I can’t sleep. It happens sometimes. So I’m downstairs in my parents’ house, reflecting.
Today I’m not annoyed at being awake this early, where normally I would be. Normally, when I do this early-wake-up thing (one of the joys of the hormonal changes of getting older that no one really warned me about), I look at the clock and get really pissed off. I lie there angrily, sometimes for a couple hours, until it’s time to get up. I play with my phone. You know, exactly what I tell my patients not to do.
I stayed up too late last night. I do this frequently when we’re all together. My son’s friend, who is with us for this trip, described it just as I experience it – wanting to be with people means he stays up way later than he should. I, too, am fueled by being with people. At least with people I care about. I probably wouldn’t want to stay up late hanging out with a bunch of assholes. But when it’s MY people, the draw of the social connection is stronger than the draw of my bed. It’s actually stronger than any other draw I can think of.
The four boys and I (and yeah, the “boys” range in age from 18 to 23, and they’re fully men, but from what I can tell about myself, I will always refer to them as the boys or the kids or the babies) went skiing/snowboarding yesterday. It was fantastic – conditions were perfect. It wasn’t crowded, the temperature was in the mid-to-upper-20s, the view was beautiful, the snow was great, and the feeling of flying over that snow was everything it always is. And it was physically exhausting – in that every-muscle-system-got-a-workout, got-my-heart-rate-up-for-hours, laughed-enough-that-my-abs-got-even-more-workout kind of way. So I was tired. I needed a good night’s sleep.
Around one a.m., I fell asleep in front of a movie we were watching together. That happens frequently – the family is together, we’re happy, and I feel so relaxed and content that I just fall asleep while watching a favorite. And of course the being-tired-from-staying-up-too-late probably plays a part. Movie was over around 1:20, and I went to bed and fell asleep next to Doug. A deep, contented, tired, good sleep.
And then I woke up at 6:30.
I talk to my patients all the time about sleep. I talk to my weight loss clients about it as well. I talk to my kids about it. It’s so basic, and yet so many of us don’t do it right.
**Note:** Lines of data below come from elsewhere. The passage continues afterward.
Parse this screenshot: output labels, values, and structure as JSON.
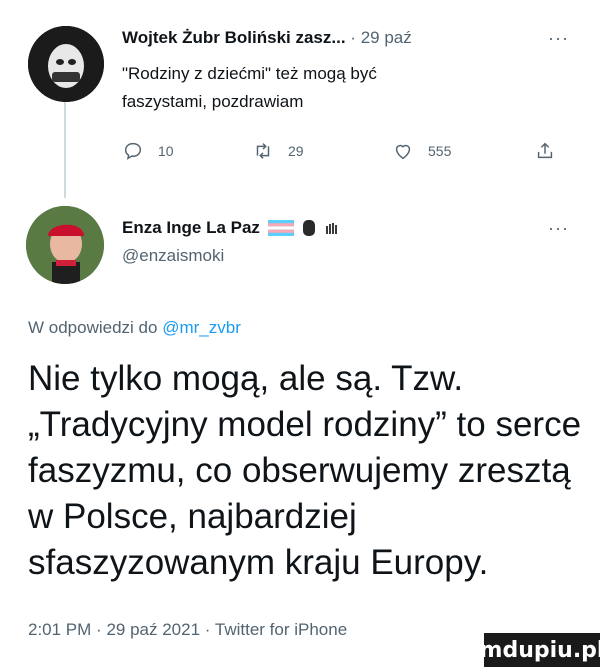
{
  "tweet1": {
    "author_name": "Wojtek Żubr Boliński zasz...",
    "separator": "·",
    "date": "29 paź",
    "more": "···",
    "text_line1": "\"Rodziny z dziećmi\" też mogą być",
    "text_line2": "faszystami, pozdrawiam",
    "replies": "10",
    "retweets": "29",
    "likes": "555",
    "icons": [
      "reply-icon",
      "retweet-icon",
      "like-icon",
      "share-icon"
    ]
  },
  "tweet2": {
    "author_name": "Enza Inge La Paz",
    "handle": "@enzaismoki",
    "more": "···",
    "badges": [
      "trans-flag-emoji",
      "fist-emoji",
      "sign-language-emoji"
    ]
  },
  "reply_to": {
    "prefix": "W odpowiedzi do",
    "user": "@mr_zvbr"
  },
  "main_text": "Nie tylko mogą, ale są. Tzw. „Tradycyjny model rodziny” to serce faszyzmu, co obserwujemy zresztą w Polsce, najbardziej sfaszyzowanym kraju Europy.",
  "footer": {
    "time": "2:01 PM",
    "sep1": "·",
    "date": "29 paź 2021",
    "sep2": "·",
    "app": "Twitter for iPhone"
  },
  "watermark": "mdupiu.pl",
  "colors": {
    "text": "#0f1419",
    "muted": "#536471",
    "link": "#1d9bf0",
    "thread_line": "#cfd9de"
  }
}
We just don’t get enough. Adults really do need about 8 hours. It helps with brain functioning. We’re sharper when we sleep well. It helps maintain healthy cortisol levels. Our metabolism works better when we’ve had enough sleep. Our stress levels are better. Our blood pressure is better.
When we don’t sleep well, we don’t function at our prime. We handle stressful situations with less resilience. We put on weight. We don’t remember things as well. Our bodies and minds aren’t at their best.
And I’ve just had a 5-hour sleep.
But this morning I’m enjoying it. I am fully content. There are seven people I love sleeping peacefully under this roof. The view outside the window of the pond and trees covered in a light layer of snow is peaceful. I’ll read for a bit. Eventually others will awaken and join me, and we’ll talk politics and movies and music and sports and people. We’ll play games. We’ll eat. We’ll laugh a lot.
And I’ll stay up too late again.
So yes, it would be better for my health not to wake up early like this. But sometimes these late nights and early mornings are good for my soul.